- **Task to complete**
Count the lines in the data below holding the string "xlsx" and write the total by itself.
--
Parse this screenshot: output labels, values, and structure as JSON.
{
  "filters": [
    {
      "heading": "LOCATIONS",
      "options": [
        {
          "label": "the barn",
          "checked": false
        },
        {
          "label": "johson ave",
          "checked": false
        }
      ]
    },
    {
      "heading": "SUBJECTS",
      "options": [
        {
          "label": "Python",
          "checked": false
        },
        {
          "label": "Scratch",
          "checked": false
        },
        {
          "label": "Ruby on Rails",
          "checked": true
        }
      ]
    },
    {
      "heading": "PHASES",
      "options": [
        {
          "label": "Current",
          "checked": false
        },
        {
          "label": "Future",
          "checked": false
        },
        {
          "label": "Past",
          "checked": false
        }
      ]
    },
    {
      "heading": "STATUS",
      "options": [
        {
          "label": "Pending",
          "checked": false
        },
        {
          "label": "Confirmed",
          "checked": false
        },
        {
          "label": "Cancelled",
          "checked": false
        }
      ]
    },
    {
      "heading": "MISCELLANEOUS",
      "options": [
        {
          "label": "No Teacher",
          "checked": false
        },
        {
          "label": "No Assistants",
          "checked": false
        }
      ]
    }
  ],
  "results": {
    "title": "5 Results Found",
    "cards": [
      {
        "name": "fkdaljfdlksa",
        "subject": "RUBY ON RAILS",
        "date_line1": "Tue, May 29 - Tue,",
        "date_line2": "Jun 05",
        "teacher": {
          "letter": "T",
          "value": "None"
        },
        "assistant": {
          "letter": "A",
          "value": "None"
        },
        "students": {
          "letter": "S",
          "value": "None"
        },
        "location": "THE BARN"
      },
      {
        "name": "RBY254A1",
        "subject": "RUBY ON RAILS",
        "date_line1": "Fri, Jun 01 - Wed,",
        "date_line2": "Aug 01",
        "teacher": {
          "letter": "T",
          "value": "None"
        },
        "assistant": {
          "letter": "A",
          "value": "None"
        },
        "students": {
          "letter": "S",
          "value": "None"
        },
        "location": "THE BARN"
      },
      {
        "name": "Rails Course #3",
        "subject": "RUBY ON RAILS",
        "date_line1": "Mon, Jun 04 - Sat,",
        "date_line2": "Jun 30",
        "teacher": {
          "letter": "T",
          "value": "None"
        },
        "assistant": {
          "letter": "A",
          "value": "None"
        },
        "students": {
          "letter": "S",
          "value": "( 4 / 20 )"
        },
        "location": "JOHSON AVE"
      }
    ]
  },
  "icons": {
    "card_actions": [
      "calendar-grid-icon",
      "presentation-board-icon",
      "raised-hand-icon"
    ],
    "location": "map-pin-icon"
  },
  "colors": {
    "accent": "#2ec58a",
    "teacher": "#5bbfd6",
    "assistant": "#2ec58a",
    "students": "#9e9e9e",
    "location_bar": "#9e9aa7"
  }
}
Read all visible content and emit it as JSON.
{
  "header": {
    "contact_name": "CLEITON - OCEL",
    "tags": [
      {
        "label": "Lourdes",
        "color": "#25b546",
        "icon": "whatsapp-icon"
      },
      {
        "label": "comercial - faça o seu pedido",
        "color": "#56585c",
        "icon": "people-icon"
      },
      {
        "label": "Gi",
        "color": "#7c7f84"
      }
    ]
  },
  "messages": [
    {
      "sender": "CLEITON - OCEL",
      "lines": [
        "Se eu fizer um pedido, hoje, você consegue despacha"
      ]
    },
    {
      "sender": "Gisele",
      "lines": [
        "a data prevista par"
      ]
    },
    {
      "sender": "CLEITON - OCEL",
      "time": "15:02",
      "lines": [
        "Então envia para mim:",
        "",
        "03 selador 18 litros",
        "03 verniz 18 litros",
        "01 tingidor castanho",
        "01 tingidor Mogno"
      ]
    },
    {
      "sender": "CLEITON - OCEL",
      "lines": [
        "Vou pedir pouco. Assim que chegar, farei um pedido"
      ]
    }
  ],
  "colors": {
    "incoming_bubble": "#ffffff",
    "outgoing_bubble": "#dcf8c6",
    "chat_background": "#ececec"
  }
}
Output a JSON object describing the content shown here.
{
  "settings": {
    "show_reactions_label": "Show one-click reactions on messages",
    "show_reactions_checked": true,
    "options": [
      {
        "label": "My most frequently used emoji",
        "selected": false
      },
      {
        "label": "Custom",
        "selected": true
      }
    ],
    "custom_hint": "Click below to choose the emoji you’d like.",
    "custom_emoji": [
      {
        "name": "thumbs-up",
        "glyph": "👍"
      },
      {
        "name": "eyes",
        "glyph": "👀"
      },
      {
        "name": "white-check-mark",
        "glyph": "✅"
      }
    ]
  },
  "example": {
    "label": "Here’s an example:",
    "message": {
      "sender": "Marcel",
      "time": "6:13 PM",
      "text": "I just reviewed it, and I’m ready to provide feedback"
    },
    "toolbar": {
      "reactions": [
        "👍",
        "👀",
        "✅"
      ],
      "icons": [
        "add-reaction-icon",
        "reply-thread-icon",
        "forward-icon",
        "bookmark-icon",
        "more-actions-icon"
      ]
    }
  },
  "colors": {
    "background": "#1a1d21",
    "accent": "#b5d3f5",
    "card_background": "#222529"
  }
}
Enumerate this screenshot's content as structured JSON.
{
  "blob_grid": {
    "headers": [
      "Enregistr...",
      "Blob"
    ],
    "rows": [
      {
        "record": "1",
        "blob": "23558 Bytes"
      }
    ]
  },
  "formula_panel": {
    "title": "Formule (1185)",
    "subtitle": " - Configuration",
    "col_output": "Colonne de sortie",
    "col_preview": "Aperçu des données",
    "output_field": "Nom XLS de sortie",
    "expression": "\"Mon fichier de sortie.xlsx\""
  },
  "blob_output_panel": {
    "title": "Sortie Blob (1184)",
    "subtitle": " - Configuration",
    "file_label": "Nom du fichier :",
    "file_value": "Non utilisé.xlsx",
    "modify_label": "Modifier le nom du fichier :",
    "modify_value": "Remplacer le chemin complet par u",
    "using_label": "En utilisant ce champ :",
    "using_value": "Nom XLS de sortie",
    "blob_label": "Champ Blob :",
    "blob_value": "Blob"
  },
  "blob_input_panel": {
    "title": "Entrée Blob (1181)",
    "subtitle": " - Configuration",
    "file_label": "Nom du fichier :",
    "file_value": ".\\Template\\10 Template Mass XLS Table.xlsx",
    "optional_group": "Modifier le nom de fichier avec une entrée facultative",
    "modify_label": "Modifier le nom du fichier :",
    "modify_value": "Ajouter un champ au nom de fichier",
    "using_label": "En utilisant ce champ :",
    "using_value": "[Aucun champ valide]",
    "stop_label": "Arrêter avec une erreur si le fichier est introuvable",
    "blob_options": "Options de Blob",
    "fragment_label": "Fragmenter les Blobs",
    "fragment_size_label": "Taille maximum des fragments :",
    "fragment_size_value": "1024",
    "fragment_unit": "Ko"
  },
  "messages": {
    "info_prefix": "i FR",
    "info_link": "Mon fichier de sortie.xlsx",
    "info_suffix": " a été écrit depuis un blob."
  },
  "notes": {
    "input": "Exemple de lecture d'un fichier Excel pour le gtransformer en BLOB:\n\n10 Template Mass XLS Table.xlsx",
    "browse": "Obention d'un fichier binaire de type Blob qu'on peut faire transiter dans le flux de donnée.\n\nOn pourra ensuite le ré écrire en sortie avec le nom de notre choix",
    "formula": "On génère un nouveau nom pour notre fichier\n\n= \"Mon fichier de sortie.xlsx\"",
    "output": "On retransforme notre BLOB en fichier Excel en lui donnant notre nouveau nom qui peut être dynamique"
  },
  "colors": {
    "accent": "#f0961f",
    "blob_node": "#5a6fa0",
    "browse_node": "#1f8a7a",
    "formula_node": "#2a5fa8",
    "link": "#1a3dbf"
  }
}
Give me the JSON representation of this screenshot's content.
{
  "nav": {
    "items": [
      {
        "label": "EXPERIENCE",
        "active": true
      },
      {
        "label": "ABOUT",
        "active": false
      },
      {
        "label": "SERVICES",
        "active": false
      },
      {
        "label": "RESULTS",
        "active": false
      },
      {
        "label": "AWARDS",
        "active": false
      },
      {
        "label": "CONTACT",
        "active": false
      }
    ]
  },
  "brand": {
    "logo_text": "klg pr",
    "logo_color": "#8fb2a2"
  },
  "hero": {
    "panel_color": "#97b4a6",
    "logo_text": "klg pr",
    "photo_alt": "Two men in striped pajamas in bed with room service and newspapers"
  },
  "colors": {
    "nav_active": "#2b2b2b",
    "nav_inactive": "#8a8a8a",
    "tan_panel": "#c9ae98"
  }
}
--
- **Answer below**
6